EXERCISE PROMPT: Please check every line of the listing for "Assets" and copy each line where it is found.

╭──

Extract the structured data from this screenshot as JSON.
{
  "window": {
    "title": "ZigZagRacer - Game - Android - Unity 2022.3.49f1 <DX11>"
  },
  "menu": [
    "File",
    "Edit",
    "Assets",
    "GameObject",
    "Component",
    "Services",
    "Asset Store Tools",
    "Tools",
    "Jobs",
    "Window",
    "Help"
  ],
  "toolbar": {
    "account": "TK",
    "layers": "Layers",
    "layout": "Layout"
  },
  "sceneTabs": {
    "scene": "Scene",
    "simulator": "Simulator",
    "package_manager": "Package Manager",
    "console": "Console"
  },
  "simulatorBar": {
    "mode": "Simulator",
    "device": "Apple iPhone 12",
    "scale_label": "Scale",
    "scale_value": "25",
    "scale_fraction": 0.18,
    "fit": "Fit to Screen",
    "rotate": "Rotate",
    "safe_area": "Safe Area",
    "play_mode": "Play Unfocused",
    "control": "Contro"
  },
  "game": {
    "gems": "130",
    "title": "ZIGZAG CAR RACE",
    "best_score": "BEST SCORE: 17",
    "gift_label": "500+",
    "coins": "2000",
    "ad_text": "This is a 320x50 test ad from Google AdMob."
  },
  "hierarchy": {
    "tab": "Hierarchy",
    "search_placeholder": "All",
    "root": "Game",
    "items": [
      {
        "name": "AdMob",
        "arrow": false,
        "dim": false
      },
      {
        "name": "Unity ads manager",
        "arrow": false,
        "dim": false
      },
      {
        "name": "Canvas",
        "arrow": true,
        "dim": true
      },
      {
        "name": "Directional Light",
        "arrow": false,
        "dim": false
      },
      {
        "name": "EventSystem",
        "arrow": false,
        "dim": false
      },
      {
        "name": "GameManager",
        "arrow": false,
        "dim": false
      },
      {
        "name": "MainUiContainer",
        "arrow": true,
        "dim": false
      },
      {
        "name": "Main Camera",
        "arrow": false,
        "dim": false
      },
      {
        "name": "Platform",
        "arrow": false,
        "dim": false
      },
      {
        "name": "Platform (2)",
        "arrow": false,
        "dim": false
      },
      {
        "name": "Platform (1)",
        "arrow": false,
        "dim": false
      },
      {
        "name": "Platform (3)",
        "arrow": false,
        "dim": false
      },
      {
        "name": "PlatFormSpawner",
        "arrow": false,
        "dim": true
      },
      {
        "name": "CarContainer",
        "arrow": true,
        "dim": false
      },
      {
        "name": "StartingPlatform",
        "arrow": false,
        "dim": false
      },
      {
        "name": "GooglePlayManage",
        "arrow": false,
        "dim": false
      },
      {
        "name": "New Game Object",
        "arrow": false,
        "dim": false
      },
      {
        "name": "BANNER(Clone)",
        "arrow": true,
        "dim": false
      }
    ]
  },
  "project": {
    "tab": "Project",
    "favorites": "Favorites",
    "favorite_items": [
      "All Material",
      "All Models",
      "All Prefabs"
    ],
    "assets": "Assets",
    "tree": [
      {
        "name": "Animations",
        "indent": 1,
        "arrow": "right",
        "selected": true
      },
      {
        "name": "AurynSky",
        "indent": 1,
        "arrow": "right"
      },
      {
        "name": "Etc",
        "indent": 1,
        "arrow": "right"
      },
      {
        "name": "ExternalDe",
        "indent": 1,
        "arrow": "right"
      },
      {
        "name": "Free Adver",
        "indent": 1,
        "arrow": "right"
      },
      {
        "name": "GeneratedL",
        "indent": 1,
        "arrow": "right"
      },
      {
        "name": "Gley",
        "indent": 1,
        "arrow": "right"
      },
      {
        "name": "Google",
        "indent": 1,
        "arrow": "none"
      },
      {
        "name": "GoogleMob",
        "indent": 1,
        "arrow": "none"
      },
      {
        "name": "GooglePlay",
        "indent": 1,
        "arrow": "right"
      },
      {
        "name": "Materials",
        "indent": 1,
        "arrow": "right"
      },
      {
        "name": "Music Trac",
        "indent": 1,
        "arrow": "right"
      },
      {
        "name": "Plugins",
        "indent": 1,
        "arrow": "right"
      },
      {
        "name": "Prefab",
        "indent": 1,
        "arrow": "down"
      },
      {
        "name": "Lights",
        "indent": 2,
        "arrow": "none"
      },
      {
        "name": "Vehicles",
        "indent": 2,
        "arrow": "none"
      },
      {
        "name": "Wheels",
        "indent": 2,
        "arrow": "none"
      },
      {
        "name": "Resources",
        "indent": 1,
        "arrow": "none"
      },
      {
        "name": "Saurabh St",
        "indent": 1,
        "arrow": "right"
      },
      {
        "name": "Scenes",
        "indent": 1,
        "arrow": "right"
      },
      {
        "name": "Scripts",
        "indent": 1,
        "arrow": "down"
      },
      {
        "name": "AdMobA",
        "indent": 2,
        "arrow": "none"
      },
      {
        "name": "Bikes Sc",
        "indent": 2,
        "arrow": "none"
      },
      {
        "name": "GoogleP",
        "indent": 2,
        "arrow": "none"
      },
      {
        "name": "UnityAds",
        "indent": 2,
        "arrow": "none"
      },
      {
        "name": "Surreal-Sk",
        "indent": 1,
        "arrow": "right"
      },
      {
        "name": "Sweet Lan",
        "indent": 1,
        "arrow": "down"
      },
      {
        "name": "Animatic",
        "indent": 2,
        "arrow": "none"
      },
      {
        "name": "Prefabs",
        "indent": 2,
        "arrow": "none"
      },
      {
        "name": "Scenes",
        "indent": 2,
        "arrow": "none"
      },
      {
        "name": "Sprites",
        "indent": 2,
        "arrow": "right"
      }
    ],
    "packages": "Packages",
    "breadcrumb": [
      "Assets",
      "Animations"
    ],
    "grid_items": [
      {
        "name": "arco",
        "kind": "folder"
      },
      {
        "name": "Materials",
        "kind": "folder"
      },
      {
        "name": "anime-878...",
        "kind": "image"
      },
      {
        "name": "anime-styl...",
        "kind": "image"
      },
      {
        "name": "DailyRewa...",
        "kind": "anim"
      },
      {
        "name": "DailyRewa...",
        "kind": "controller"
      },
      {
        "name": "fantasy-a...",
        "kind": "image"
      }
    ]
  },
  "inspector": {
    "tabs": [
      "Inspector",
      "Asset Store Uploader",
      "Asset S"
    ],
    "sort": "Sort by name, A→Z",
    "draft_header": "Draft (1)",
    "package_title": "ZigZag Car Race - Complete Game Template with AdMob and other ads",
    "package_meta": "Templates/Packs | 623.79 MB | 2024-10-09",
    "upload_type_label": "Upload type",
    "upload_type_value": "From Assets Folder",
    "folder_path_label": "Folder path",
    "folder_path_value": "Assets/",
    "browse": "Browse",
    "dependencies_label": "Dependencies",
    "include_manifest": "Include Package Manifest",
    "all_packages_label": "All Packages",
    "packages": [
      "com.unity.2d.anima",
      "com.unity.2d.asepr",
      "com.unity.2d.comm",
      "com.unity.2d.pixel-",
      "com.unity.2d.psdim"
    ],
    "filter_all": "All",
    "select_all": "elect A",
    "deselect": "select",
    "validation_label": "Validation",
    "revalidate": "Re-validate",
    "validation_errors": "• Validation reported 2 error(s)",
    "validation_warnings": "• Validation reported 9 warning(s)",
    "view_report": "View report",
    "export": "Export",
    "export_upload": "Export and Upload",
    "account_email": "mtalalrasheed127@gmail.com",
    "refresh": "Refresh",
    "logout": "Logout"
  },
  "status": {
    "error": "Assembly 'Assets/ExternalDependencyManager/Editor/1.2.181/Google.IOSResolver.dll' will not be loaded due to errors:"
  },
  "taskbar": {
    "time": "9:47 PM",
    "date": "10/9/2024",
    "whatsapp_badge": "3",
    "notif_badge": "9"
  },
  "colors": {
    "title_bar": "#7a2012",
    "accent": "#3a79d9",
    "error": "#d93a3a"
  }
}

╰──

ANSWER:
    "Assets",
    "assets": "Assets",
      "Assets",
    "upload_type_value": "From Assets Folder",
    "folder_path_value": "Assets/",
    "error": "Assembly 'Assets/ExternalDependencyManager/Editor/1.2.181/Google.IOSResolver.dll' will not be loaded due to errors:"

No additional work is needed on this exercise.